Element data from apps and pages:
────────

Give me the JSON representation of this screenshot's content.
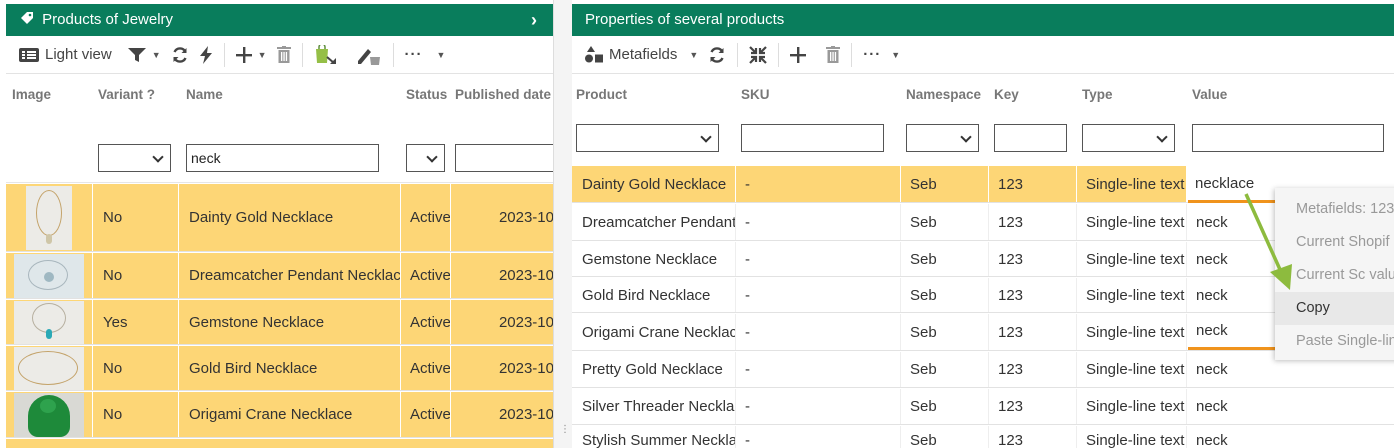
{
  "left": {
    "title": "Products of Jewelry",
    "toolbar": {
      "view_label": "Light view"
    },
    "columns": [
      "Image",
      "Variant ?",
      "Name",
      "Status",
      "Published date"
    ],
    "filters": {
      "name_value": "neck"
    },
    "rows": [
      {
        "variant": "No",
        "name": "Dainty Gold Necklace",
        "status": "Active",
        "date": "2023-10"
      },
      {
        "variant": "No",
        "name": "Dreamcatcher Pendant Necklac",
        "status": "Active",
        "date": "2023-10"
      },
      {
        "variant": "Yes",
        "name": "Gemstone Necklace",
        "status": "Active",
        "date": "2023-10"
      },
      {
        "variant": "No",
        "name": "Gold Bird Necklace",
        "status": "Active",
        "date": "2023-10"
      },
      {
        "variant": "No",
        "name": "Origami Crane Necklace",
        "status": "Active",
        "date": "2023-10"
      }
    ]
  },
  "right": {
    "title": "Properties of several products",
    "toolbar": {
      "metafields_label": "Metafields"
    },
    "columns": [
      "Product",
      "SKU",
      "Namespace",
      "Key",
      "Type",
      "Value"
    ],
    "rows": [
      {
        "product": "Dainty Gold Necklace",
        "sku": "-",
        "namespace": "Seb",
        "key": "123",
        "type": "Single-line text",
        "value": "necklace"
      },
      {
        "product": "Dreamcatcher Pendant",
        "sku": "-",
        "namespace": "Seb",
        "key": "123",
        "type": "Single-line text",
        "value": "neck"
      },
      {
        "product": "Gemstone Necklace",
        "sku": "-",
        "namespace": "Seb",
        "key": "123",
        "type": "Single-line text",
        "value": "neck"
      },
      {
        "product": "Gold Bird Necklace",
        "sku": "-",
        "namespace": "Seb",
        "key": "123",
        "type": "Single-line text",
        "value": "neck"
      },
      {
        "product": "Origami Crane Necklac",
        "sku": "-",
        "namespace": "Seb",
        "key": "123",
        "type": "Single-line text",
        "value": "neck"
      },
      {
        "product": "Pretty Gold Necklace",
        "sku": "-",
        "namespace": "Seb",
        "key": "123",
        "type": "Single-line text",
        "value": "neck"
      },
      {
        "product": "Silver Threader Neckla",
        "sku": "-",
        "namespace": "Seb",
        "key": "123",
        "type": "Single-line text",
        "value": "neck"
      },
      {
        "product": "Stylish Summer Neckla",
        "sku": "-",
        "namespace": "Seb",
        "key": "123",
        "type": "Single-line text",
        "value": "neck"
      }
    ]
  },
  "context_menu": {
    "items": [
      "Metafields: 123",
      "Current Shopif",
      "Current Sc valu",
      "Copy",
      "Paste Single-lin"
    ]
  },
  "colors": {
    "header_green": "#097d5c",
    "highlight_row": "#fdd676",
    "underline_orange": "#f0931c",
    "arrow_green": "#8dbb3e"
  }
}
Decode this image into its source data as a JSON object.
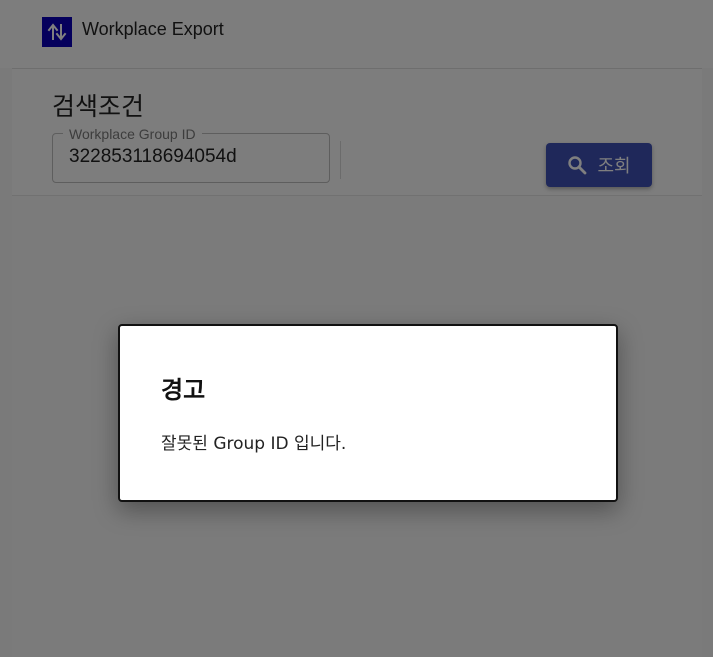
{
  "app": {
    "title": "Workplace Export",
    "logo_icon": "swap-vertical-icon",
    "brand_color": "#0b00b8"
  },
  "search": {
    "section_title": "검색조건",
    "field_label": "Workplace Group ID",
    "field_value": "322853118694054d",
    "button_label": "조회",
    "button_icon": "search-icon",
    "button_color": "#3f51b5"
  },
  "dialog": {
    "title": "경고",
    "message": "잘못된 Group ID 입니다."
  }
}
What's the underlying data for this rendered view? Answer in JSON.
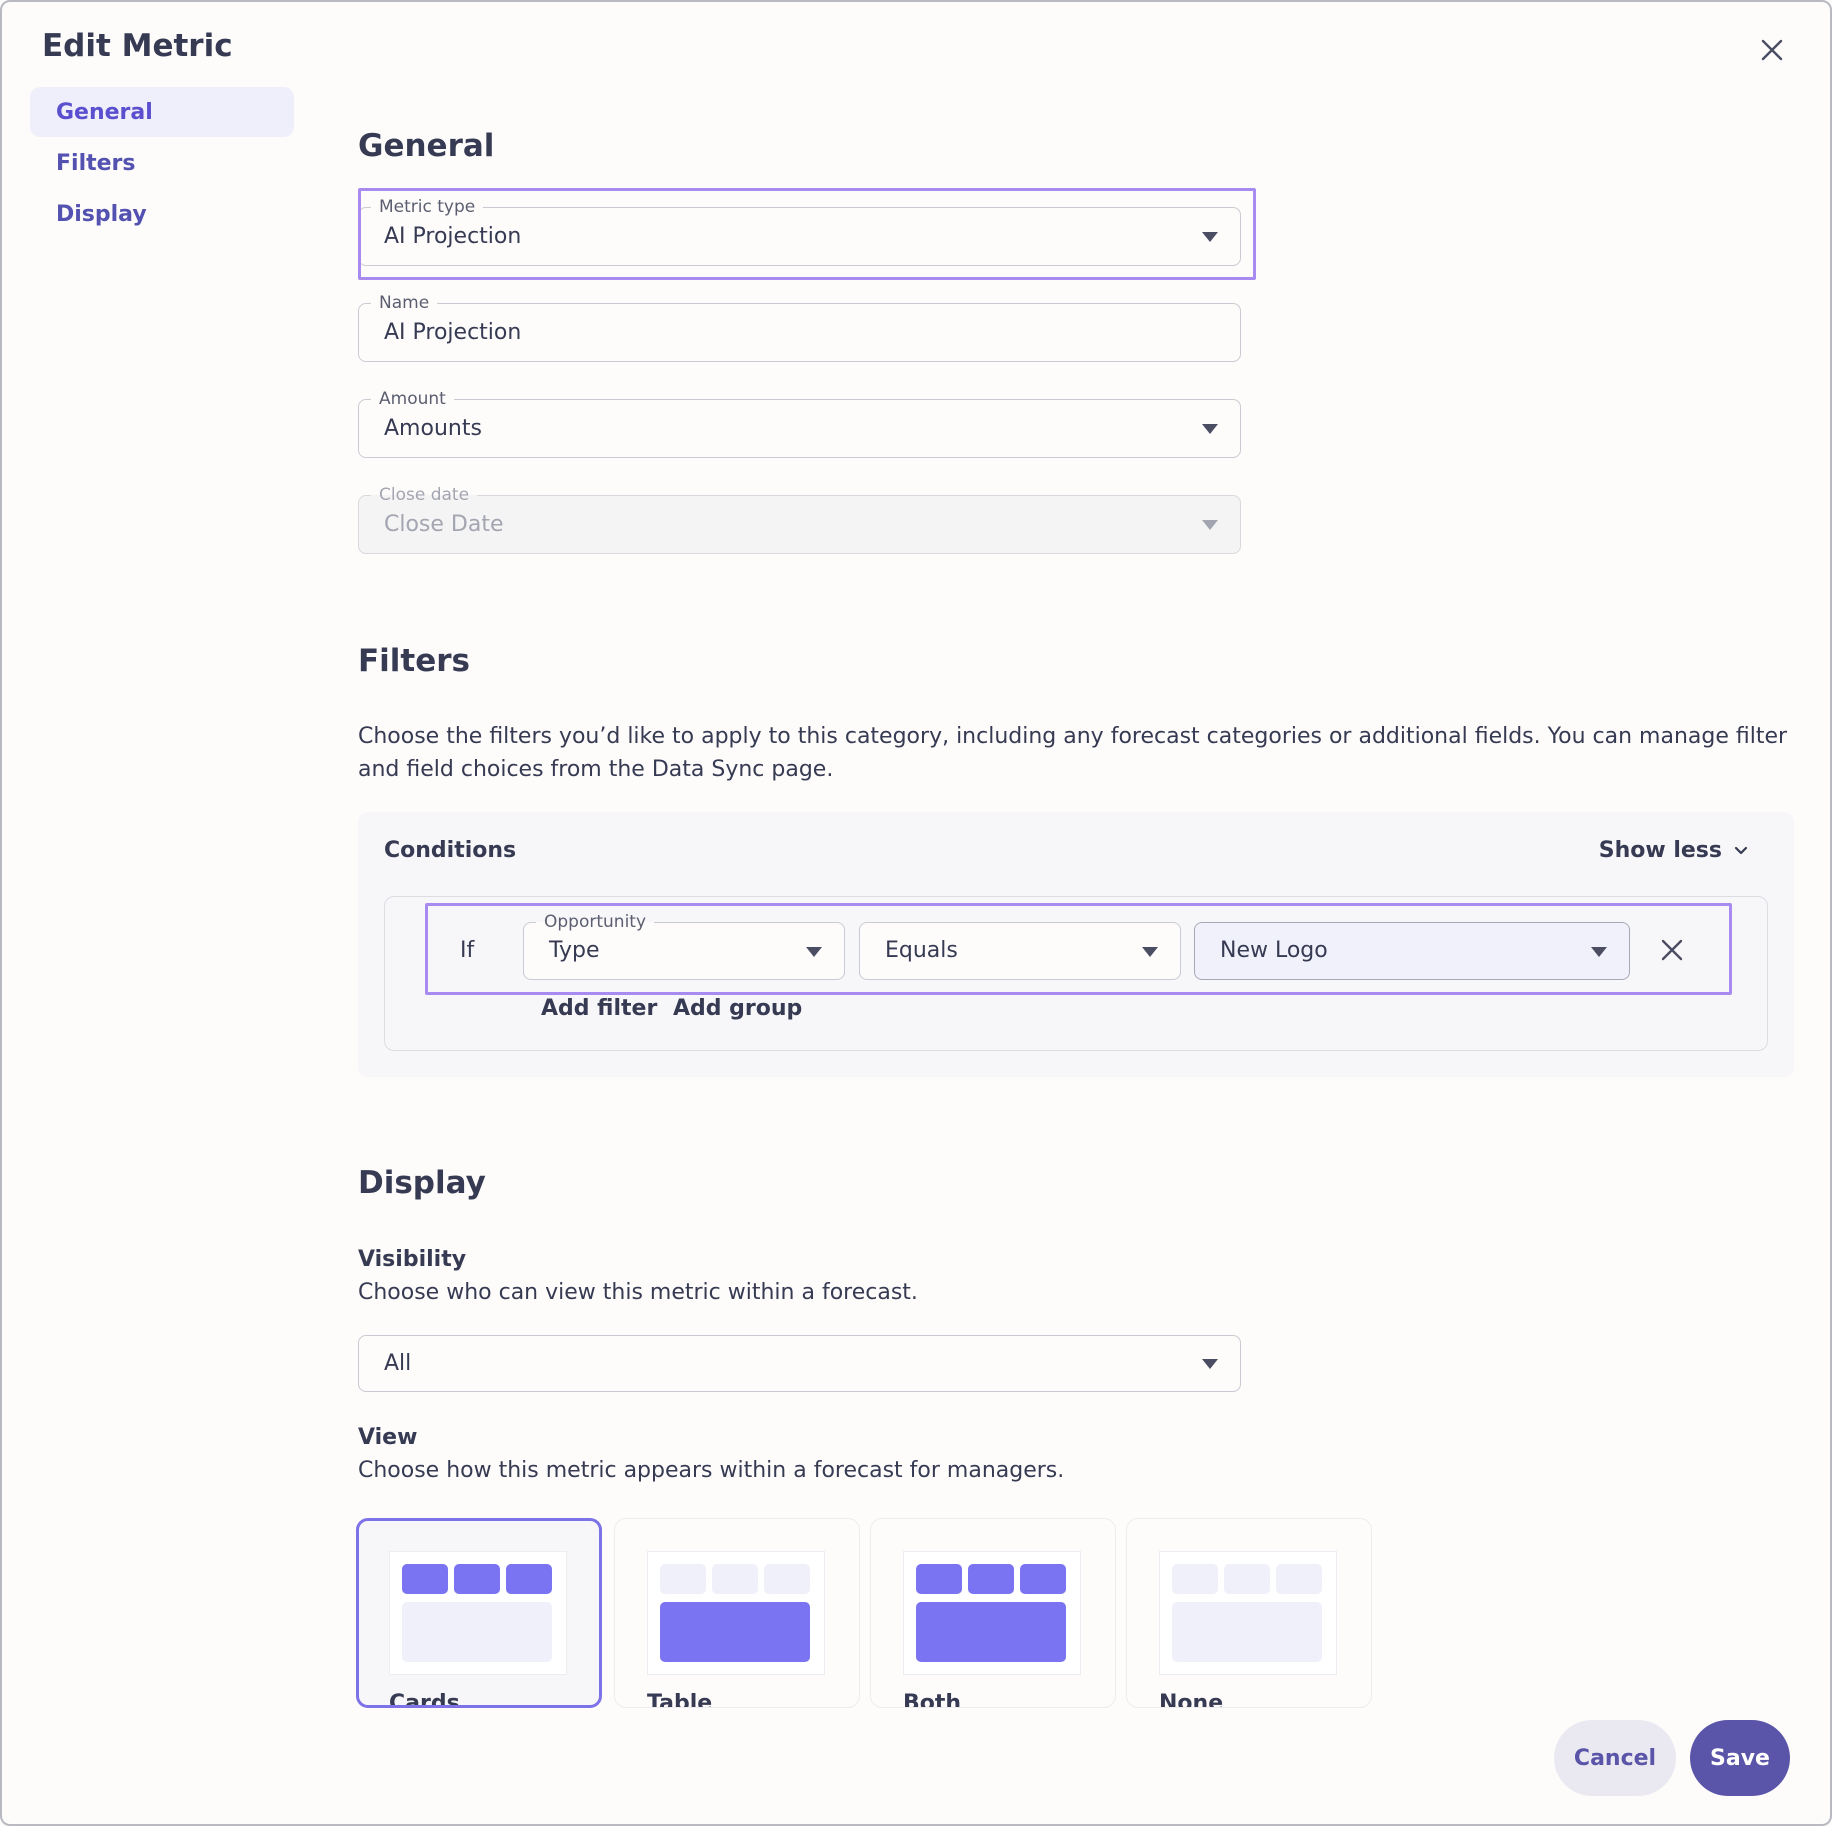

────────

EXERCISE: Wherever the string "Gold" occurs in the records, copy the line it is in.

SOLVED PROBLEM:
        "name": "Dainty Gold Necklace",
        "name": "Gold Bird Necklace",
        "product": "Dainty Gold Necklace",
        "product": "Gold Bird Necklace",
        "product": "Pretty Gold Necklace",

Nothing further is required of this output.